After many years of counseling small companies on how to license their technology to large companies as an IP attorney, the tables are now turned. My new role is as CEO of a startup company with breakthrough battery charging technology available for licensing. I am finding that many of the things I knew to be true as an expert, really aren’t true at all now that I am an entrepreneur. This is the second post in what I hope will be an ongoing narrative that tells of my journey through the world of Open Innovation as we attempt to find one or more licensing partners for our company’s breakthrough battery fast charging technology. (The first post is here.)
One piece of advice that I knew even before embarking on this entrepreneurial journey that was absolutely not true was”build a better mousetrap and the world will beat a path to your door.” As I have written about before, ideas themselves mean little when 90 % or more of the “better mousetraps” covered by patents are worthless. So, I knew that our technology destined to become “shelfware” unless we did something to get our name out there. An old friend with sales experience gave me perhaps the best advice which was along the lines of “you gotta be in it to win it.” So, as we move along the path to successful licensing, I am working hard to be “in it” so that we can find that special company that will become our licensing partner. This effectively means that as someone seeking to license my company’s technology, it is my job to meet as many people as possible.
In the past few months, I have been continually surprised at the number of people who actively seek me out to discuss my company and our technology. Many of these are also cold-calls where someone finds out about us and wants more information. Significantly, these cold calls have almost always resulted from our efforts to generate press not just related to the benefits of our technology itself, but press that clearly indicates that we are seeking licensing partners. This is in contrast to many, if not most, press efforts dealing with new technology, which tend to focus of the “gee whiz” nature of the breakthrough, not the business plans of the IP holders. As someone who is looking to license my company’s technology, it is more important for me to advertise that I have something for sale–that is, our technology–than it is to gain accolades from the public about the greatness of our ingenuity.

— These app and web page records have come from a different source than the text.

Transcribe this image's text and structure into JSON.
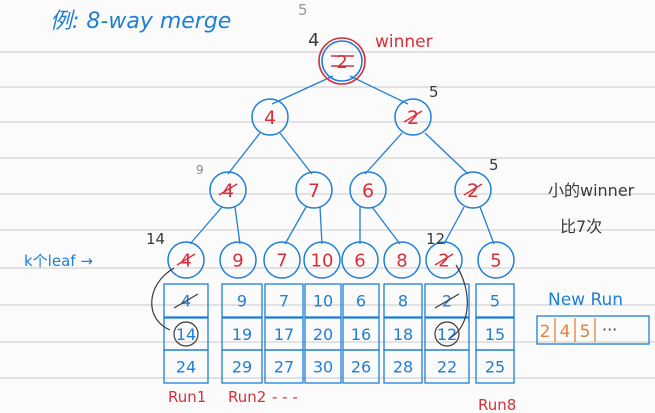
{
  "heading": "例: 8-way merge",
  "top_node": {
    "crossed": "2",
    "label": "winner",
    "over": "5",
    "side": "4"
  },
  "level1": [
    {
      "value": "4",
      "crossed": false
    },
    {
      "value": "2",
      "crossed": true,
      "over": "5"
    }
  ],
  "level2": [
    {
      "value": "4",
      "crossed": true,
      "side": "9"
    },
    {
      "value": "7",
      "crossed": false
    },
    {
      "value": "6",
      "crossed": false
    },
    {
      "value": "2",
      "crossed": true,
      "over": "5"
    }
  ],
  "leaves": [
    {
      "value": "4",
      "crossed": true,
      "over": "14"
    },
    {
      "value": "9",
      "crossed": false
    },
    {
      "value": "7",
      "crossed": false
    },
    {
      "value": "10",
      "crossed": false
    },
    {
      "value": "6",
      "crossed": false
    },
    {
      "value": "8",
      "crossed": false
    },
    {
      "value": "2",
      "crossed": true,
      "over": "12"
    },
    {
      "value": "5",
      "crossed": false
    }
  ],
  "leaf_label": "k个leaf →",
  "runs": [
    [
      "4",
      "14",
      "24"
    ],
    [
      "9",
      "19",
      "29"
    ],
    [
      "7",
      "17",
      "27"
    ],
    [
      "10",
      "20",
      "30"
    ],
    [
      "6",
      "16",
      "26"
    ],
    [
      "8",
      "18",
      "28"
    ],
    [
      "2",
      "12",
      "22"
    ],
    [
      "5",
      "15",
      "25"
    ]
  ],
  "run_labels": {
    "run1": "Run1",
    "run2": "Run2",
    "dots": "- - -",
    "run8": "Run8"
  },
  "side_note": {
    "line1": "小的winner",
    "line2": "比7次"
  },
  "new_run": {
    "title": "New Run",
    "values": [
      "2",
      "4",
      "5"
    ],
    "more": "···"
  },
  "colors": {
    "ink_blue": "#1f7fd6",
    "ink_red": "#d8303a",
    "ink_orange": "#e8803a",
    "ink_dark": "#3a3a3a",
    "rule_line": "#c9c9c9"
  }
}
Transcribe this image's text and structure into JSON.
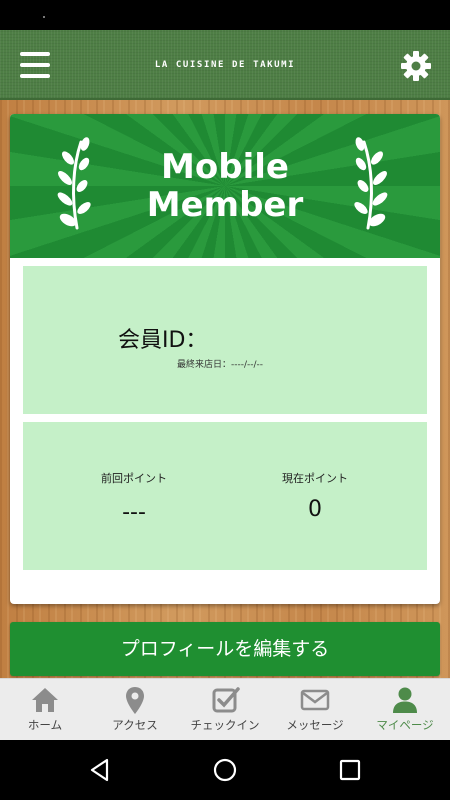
{
  "app_bar": {
    "title": "LA CUISINE DE TAKUMI",
    "menu_icon": "hamburger-icon",
    "settings_icon": "gear-icon",
    "color": "#4e7e45"
  },
  "banner": {
    "line1": "Mobile",
    "line2": "Member",
    "color": "#2a9a3d"
  },
  "member": {
    "id_label": "会員ID：",
    "last_visit": "最終来店日：----/--/--"
  },
  "points": {
    "previous_label": "前回ポイント",
    "previous_value": "---",
    "current_label": "現在ポイント",
    "current_value": "0"
  },
  "edit_profile_label": "プロフィールを編集する",
  "bottom_nav": {
    "items": [
      {
        "label": "ホーム",
        "icon": "home-icon"
      },
      {
        "label": "アクセス",
        "icon": "map-pin-icon"
      },
      {
        "label": "チェックイン",
        "icon": "checkin-icon"
      },
      {
        "label": "メッセージ",
        "icon": "mail-icon"
      },
      {
        "label": "マイページ",
        "icon": "user-icon",
        "active": true
      }
    ],
    "active_color": "#4e8b4a"
  },
  "system_nav": [
    "back-icon",
    "home-circle-icon",
    "recents-icon"
  ]
}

In recent months, there have also been tons of meetings with potential licensees, as well as potential investors and team members, many of which have moved into the preliminary negotiation stage. As I map out the next few months, I can visualize literally dozens more. This reality has led me to realize that as the CEO of a small company seeking to license our technology, my role and responsibility in this position can be characterized at this stage of our company’s existence as “Chief Frog Kisser.” Really, what I do every day is kiss alot of frogs as I seek out our prince–that is, the person or persons who are going to invest in my company, or join our team, license our technology, or champion us within their networks, or a combination of the above.

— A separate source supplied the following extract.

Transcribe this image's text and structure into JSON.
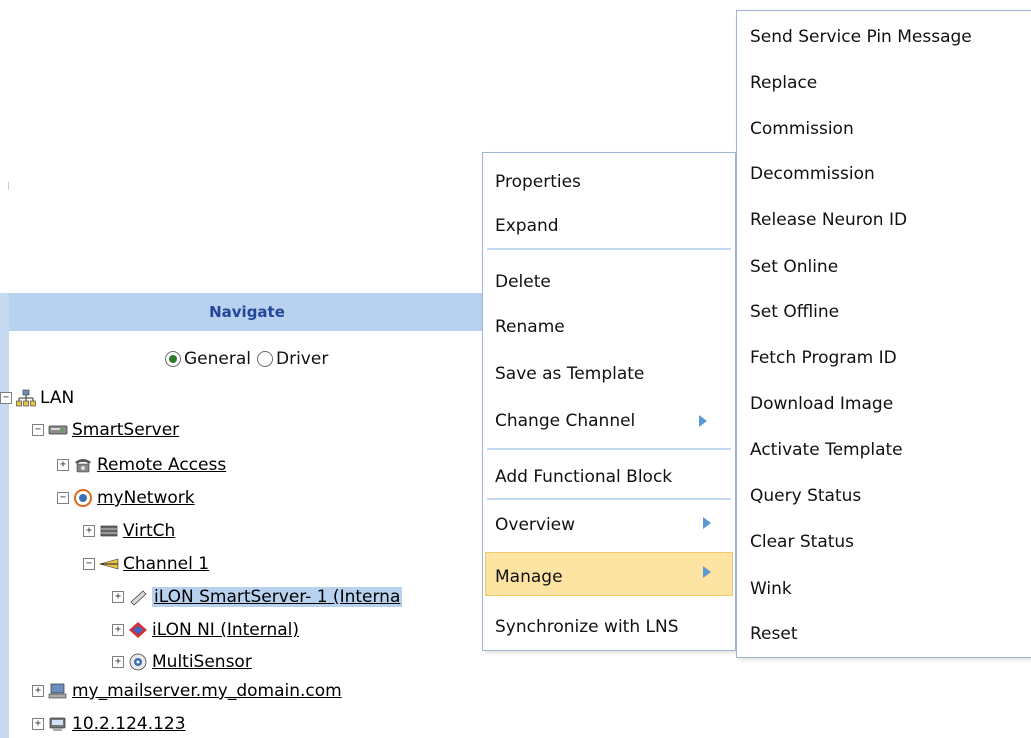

Sometimes this is a very pleasant process. I have met many people over the last few months who will likely become friends. Many people have generously given their time, advice and introductions to their deep networks. But sometimes this is not a very pleasant process. I have thought a lot about why some interactions result in less-than-optimum experiences, and can almost unilaterally chalk these up to the other person’s being close-minded or too sure of their knowledge. There is no reason to lose sleep over these ineffective conversations because it is doubtful that people with this sort of perspective would be likely to be successful in the world of Open Innovation.

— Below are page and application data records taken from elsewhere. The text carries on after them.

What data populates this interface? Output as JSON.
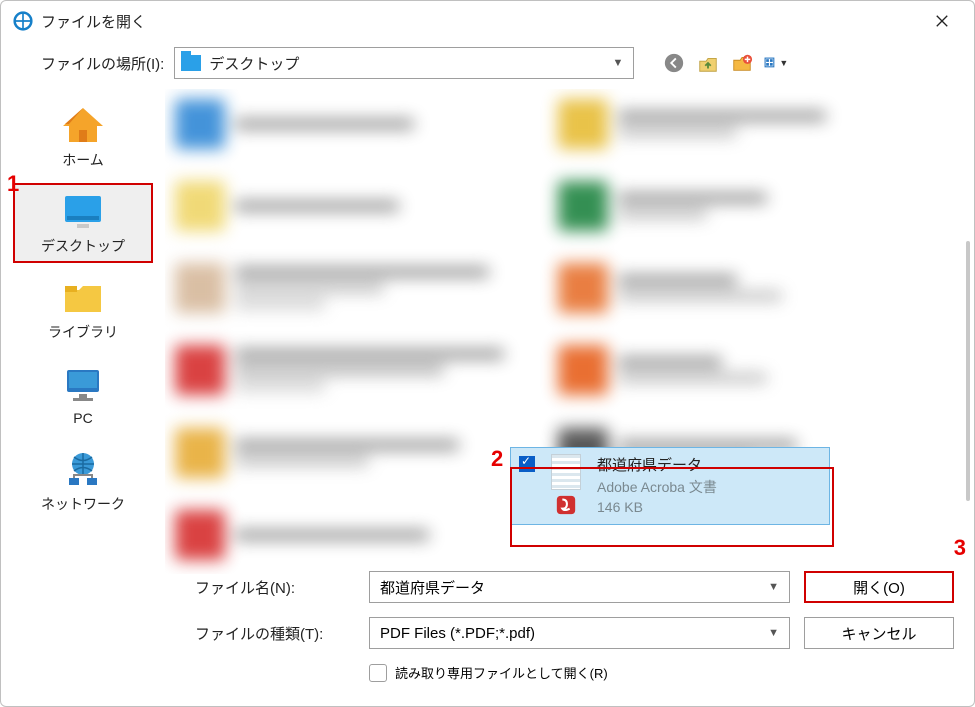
{
  "window": {
    "title": "ファイルを開く"
  },
  "location": {
    "label": "ファイルの場所(I):",
    "value": "デスクトップ"
  },
  "sidebar": {
    "items": [
      {
        "label": "ホーム"
      },
      {
        "label": "デスクトップ"
      },
      {
        "label": "ライブラリ"
      },
      {
        "label": "PC"
      },
      {
        "label": "ネットワーク"
      }
    ]
  },
  "selected_file": {
    "name": "都道府県データ",
    "type": "Adobe Acroba 文書",
    "size": "146 KB"
  },
  "form": {
    "file_name_label": "ファイル名(N):",
    "file_name_value": "都道府県データ",
    "file_type_label": "ファイルの種類(T):",
    "file_type_value": "PDF Files (*.PDF;*.pdf)",
    "readonly_label": "読み取り専用ファイルとして開く(R)",
    "open_button": "開く(O)",
    "cancel_button": "キャンセル"
  },
  "annotations": {
    "a1": "1",
    "a2": "2",
    "a3": "3"
  }
}
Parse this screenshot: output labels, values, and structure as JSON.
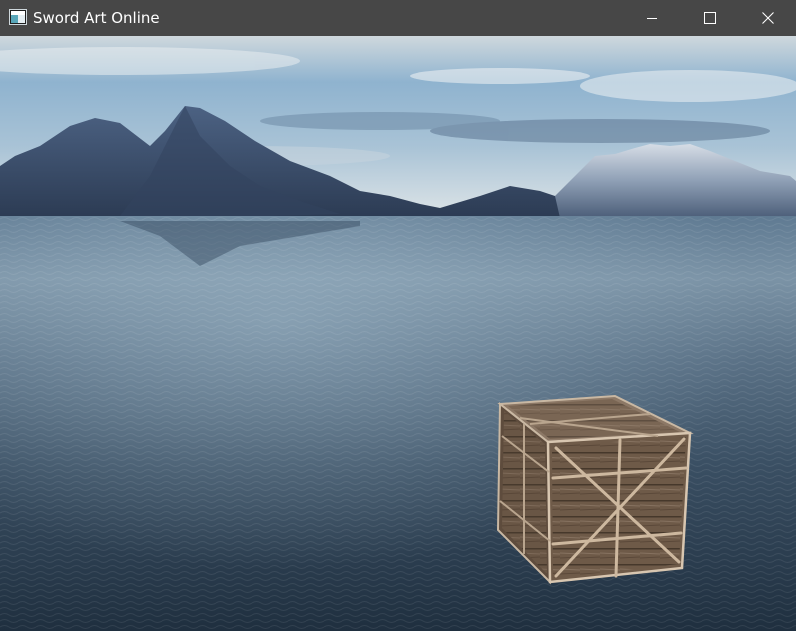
{
  "window": {
    "title": "Sword Art Online",
    "controls": {
      "minimize_icon": "minimize-icon",
      "maximize_icon": "maximize-icon",
      "close_icon": "close-icon"
    }
  },
  "scene": {
    "description_icons": [
      "app-icon"
    ],
    "colors": {
      "sky_top": "#6f9cc2",
      "sky_horizon": "#d9e2e6",
      "mountain": "#3b4e6a",
      "water_near": "#283a4c",
      "water_far": "#7e98ae",
      "crate": "#7a6652"
    }
  }
}
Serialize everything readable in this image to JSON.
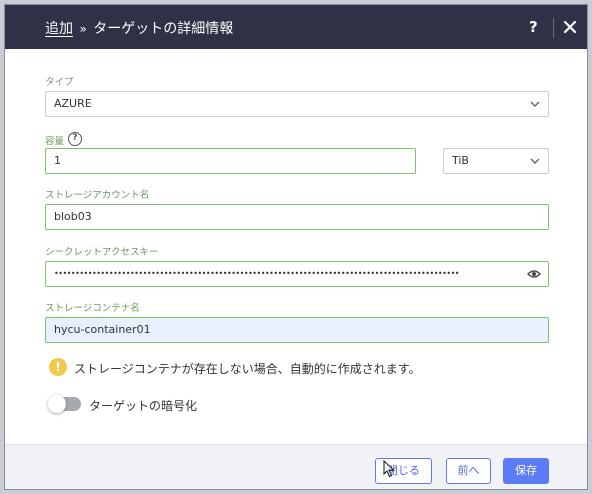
{
  "header": {
    "breadcrumb_link": "追加",
    "separator": "»",
    "title": "ターゲットの詳細情報",
    "help_label": "?"
  },
  "form": {
    "type_label": "タイプ",
    "type_value": "AZURE",
    "capacity_label": "容量",
    "capacity_help": "?",
    "capacity_value": "1",
    "capacity_unit": "TiB",
    "account_label": "ストレージアカウント名",
    "account_value": "blob03",
    "secret_label": "シークレットアクセスキー",
    "secret_value": "••••••••••••••••••••••••••••••••••••••••••••••••••••••••••••••••••••••••••••••••••••••••••••••••",
    "container_label": "ストレージコンテナ名",
    "container_value": "hycu-container01",
    "warning_icon": "!",
    "warning_text": "ストレージコンテナが存在しない場合、自動的に作成されます。",
    "encrypt_label": "ターゲットの暗号化",
    "encrypt_enabled": false
  },
  "footer": {
    "close_label": "閉じる",
    "back_label": "前へ",
    "save_label": "保存"
  },
  "colors": {
    "header_bg": "#2f3146",
    "accent": "#5b7cf5",
    "valid_border": "#7dc36d",
    "warning": "#f2c94c"
  }
}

So I continue to seek out new opportunities to meet potential partners on a daily basis. However, I often find that my pragmatism is not shared by most IP owners who seek to license their technology to another party. Instead of casting a wide net to find potential partners (sorry for changing the metaphor on you from frogs to fish), they tend to self-select who they think is the right connections, and stick with that choice. Even worse, when they identify someone who they think may make a good partner, they set the hook and reel in the catch without regard to whether there is a shark, minnow or yummy sushi grade tuna on the other end. The lawyers usually get brought in at this point, and the parties start down the path of expensive negotiation, even in the face of the fact there is not a good match. What then happens is that the IP owner pays his lawyers to draft an agreement and–even worse–burns time and effort, even when the other company is not likely to be the catch it was thought to be. These are folks who apparently believe the myth of the better mousetrap, and they are not only unlikely to be successful, they will probably lose much of their and their investor’s money.
That’s why it’s more important for startup companies to kiss innumerable frogs before trying to reel in a big fish. Those of us seeking to licensing our technology to other companies, gain investment or otherwise enhance our businesses prospects must meet as many potential suitors as possible before we make a commitment. We also need to be willing to move on quickly when the chemistry isn’t there. Of course, when you have gained the attention of an ostensibly attractive suitor, it can be hard to move on, but recognizing early that your company is not the right pedigree for this “prince” is part of the growing process, and by extension, the way a start up company will maximize long term shareholder value.
So, this Chief Frog Kisser is puckering up. One of these days–hopefully very soon–we will meet our prince and we will live happily ever after! But in the meantime, pass the Chap Stick.
Jackie Hutter is Chief IP Strategist and Founder of The Hutter Group: IP Business Strategy, a consultancy that assists innovation-driven organizations, entrepreneurs and investment professionals in identifying opportunities to identify, capture and maximize value from intellectual property and other intangible assets.